> [Exercise aim]
Reproduce every record exactly as given.

(Web page and app entries)
=-=-=-=-=

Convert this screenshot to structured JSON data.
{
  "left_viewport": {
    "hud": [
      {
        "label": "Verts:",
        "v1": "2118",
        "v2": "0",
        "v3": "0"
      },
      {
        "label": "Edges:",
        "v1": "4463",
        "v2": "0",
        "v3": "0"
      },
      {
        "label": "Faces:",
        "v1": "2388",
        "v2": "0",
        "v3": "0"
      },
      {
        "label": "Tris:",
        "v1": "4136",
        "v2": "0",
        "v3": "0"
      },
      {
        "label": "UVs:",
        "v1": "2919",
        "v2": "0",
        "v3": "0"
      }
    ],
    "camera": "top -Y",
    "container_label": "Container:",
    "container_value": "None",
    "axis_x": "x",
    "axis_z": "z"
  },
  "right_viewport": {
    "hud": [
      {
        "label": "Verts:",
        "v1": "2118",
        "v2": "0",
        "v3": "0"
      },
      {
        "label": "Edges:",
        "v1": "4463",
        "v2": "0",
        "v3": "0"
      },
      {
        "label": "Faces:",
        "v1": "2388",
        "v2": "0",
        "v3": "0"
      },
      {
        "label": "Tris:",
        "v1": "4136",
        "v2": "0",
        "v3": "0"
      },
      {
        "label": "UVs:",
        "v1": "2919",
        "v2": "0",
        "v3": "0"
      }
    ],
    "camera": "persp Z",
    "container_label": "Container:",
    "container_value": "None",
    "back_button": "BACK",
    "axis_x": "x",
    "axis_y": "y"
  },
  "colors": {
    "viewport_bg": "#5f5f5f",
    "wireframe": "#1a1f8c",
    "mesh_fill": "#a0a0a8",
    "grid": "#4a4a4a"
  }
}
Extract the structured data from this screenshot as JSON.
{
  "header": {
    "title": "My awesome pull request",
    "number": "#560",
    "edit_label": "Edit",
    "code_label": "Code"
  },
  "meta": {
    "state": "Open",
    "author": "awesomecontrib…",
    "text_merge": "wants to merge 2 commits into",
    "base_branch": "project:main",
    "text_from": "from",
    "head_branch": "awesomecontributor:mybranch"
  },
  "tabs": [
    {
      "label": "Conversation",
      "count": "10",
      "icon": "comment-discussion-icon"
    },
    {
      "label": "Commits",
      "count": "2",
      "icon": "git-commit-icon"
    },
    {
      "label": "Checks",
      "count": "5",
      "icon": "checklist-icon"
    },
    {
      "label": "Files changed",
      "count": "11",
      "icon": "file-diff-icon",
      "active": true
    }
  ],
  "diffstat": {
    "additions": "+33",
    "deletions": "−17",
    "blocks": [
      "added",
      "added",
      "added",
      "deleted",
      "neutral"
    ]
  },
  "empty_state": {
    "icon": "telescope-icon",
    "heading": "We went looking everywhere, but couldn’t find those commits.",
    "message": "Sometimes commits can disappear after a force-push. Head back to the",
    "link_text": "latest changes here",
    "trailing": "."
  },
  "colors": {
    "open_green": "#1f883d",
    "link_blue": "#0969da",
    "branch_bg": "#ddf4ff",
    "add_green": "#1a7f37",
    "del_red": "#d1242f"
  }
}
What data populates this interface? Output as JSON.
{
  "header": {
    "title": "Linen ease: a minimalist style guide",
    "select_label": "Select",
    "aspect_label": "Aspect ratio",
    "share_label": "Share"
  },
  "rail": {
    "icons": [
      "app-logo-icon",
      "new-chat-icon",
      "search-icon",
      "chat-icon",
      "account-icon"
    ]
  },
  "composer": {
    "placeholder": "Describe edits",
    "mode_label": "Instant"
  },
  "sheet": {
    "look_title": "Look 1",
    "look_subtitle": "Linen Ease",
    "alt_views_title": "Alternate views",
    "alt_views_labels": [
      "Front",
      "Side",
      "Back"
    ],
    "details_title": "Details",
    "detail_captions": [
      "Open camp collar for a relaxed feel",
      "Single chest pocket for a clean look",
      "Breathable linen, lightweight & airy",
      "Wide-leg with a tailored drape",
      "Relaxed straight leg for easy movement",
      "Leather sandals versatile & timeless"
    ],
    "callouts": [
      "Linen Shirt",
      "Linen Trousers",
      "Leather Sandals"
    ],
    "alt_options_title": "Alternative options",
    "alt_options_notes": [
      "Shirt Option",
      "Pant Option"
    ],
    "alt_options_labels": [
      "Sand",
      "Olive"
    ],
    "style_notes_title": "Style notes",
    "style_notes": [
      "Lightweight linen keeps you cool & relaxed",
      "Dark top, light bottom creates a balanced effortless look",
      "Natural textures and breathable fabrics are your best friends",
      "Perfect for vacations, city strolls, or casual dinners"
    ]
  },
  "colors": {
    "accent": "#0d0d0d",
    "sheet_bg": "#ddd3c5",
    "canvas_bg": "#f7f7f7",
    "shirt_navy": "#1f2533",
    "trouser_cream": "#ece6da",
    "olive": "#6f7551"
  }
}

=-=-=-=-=

> [Answer box]
Convert this screenshot to structured JSON data.
{
  "left_viewport": {
    "hud": [
      {
        "label": "Verts:",
        "v1": "2118",
        "v2": "0",
        "v3": "0"
      },
      {
        "label": "Edges:",
        "v1": "4463",
        "v2": "0",
        "v3": "0"
      },
      {
        "label": "Faces:",
        "v1": "2388",
        "v2": "0",
        "v3": "0"
      },
      {
        "label": "Tris:",
        "v1": "4136",
        "v2": "0",
        "v3": "0"
      },
      {
        "label": "UVs:",
        "v1": "2919",
        "v2": "0",
        "v3": "0"
      }
    ],
    "camera": "top -Y",
    "container_label": "Container:",
    "container_value": "None",
    "axis_x": "x",
    "axis_z": "z"
  },
  "right_viewport": {
    "hud": [
      {
        "label": "Verts:",
        "v1": "2118",
        "v2": "0",
        "v3": "0"
      },
      {
        "label": "Edges:",
        "v1": "4463",
        "v2": "0",
        "v3": "0"
      },
      {
        "label": "Faces:",
        "v1": "2388",
        "v2": "0",
        "v3": "0"
      },
      {
        "label": "Tris:",
        "v1": "4136",
        "v2": "0",
        "v3": "0"
      },
      {
        "label": "UVs:",
        "v1": "2919",
        "v2": "0",
        "v3": "0"
      }
    ],
    "camera": "persp Z",
    "container_label": "Container:",
    "container_value": "None",
    "back_button": "BACK",
    "axis_x": "x",
    "axis_y": "y"
  },
  "colors": {
    "viewport_bg": "#5f5f5f",
    "wireframe": "#1a1f8c",
    "mesh_fill": "#a0a0a8",
    "grid": "#4a4a4a"
  }
}
Extract the structured data from this screenshot as JSON.
{
  "header": {
    "title": "My awesome pull request",
    "number": "#560",
    "edit_label": "Edit",
    "code_label": "Code"
  },
  "meta": {
    "state": "Open",
    "author": "awesomecontrib…",
    "text_merge": "wants to merge 2 commits into",
    "base_branch": "project:main",
    "text_from": "from",
    "head_branch": "awesomecontributor:mybranch"
  },
  "tabs": [
    {
      "label": "Conversation",
      "count": "10",
      "icon": "comment-discussion-icon"
    },
    {
      "label": "Commits",
      "count": "2",
      "icon": "git-commit-icon"
    },
    {
      "label": "Checks",
      "count": "5",
      "icon": "checklist-icon"
    },
    {
      "label": "Files changed",
      "count": "11",
      "icon": "file-diff-icon",
      "active": true
    }
  ],
  "diffstat": {
    "additions": "+33",
    "deletions": "−17",
    "blocks": [
      "added",
      "added",
      "added",
      "deleted",
      "neutral"
    ]
  },
  "empty_state": {
    "icon": "telescope-icon",
    "heading": "We went looking everywhere, but couldn’t find those commits.",
    "message": "Sometimes commits can disappear after a force-push. Head back to the",
    "link_text": "latest changes here",
    "trailing": "."
  },
  "colors": {
    "open_green": "#1f883d",
    "link_blue": "#0969da",
    "branch_bg": "#ddf4ff",
    "add_green": "#1a7f37",
    "del_red": "#d1242f"
  }
}
What data populates this interface? Output as JSON.
{
  "header": {
    "title": "Linen ease: a minimalist style guide",
    "select_label": "Select",
    "aspect_label": "Aspect ratio",
    "share_label": "Share"
  },
  "rail": {
    "icons": [
      "app-logo-icon",
      "new-chat-icon",
      "search-icon",
      "chat-icon",
      "account-icon"
    ]
  },
  "composer": {
    "placeholder": "Describe edits",
    "mode_label": "Instant"
  },
  "sheet": {
    "look_title": "Look 1",
    "look_subtitle": "Linen Ease",
    "alt_views_title": "Alternate views",
    "alt_views_labels": [
      "Front",
      "Side",
      "Back"
    ],
    "details_title": "Details",
    "detail_captions": [
      "Open camp collar for a relaxed feel",
      "Single chest pocket for a clean look",
      "Breathable linen, lightweight & airy",
      "Wide-leg with a tailored drape",
      "Relaxed straight leg for easy movement",
      "Leather sandals versatile & timeless"
    ],
    "callouts": [
      "Linen Shirt",
      "Linen Trousers",
      "Leather Sandals"
    ],
    "alt_options_title": "Alternative options",
    "alt_options_notes": [
      "Shirt Option",
      "Pant Option"
    ],
    "alt_options_labels": [
      "Sand",
      "Olive"
    ],
    "style_notes_title": "Style notes",
    "style_notes": [
      "Lightweight linen keeps you cool & relaxed",
      "Dark top, light bottom creates a balanced effortless look",
      "Natural textures and breathable fabrics are your best friends",
      "Perfect for vacations, city strolls, or casual dinners"
    ]
  },
  "colors": {
    "accent": "#0d0d0d",
    "sheet_bg": "#ddd3c5",
    "canvas_bg": "#f7f7f7",
    "shirt_navy": "#1f2533",
    "trouser_cream": "#ece6da",
    "olive": "#6f7551"
  }
}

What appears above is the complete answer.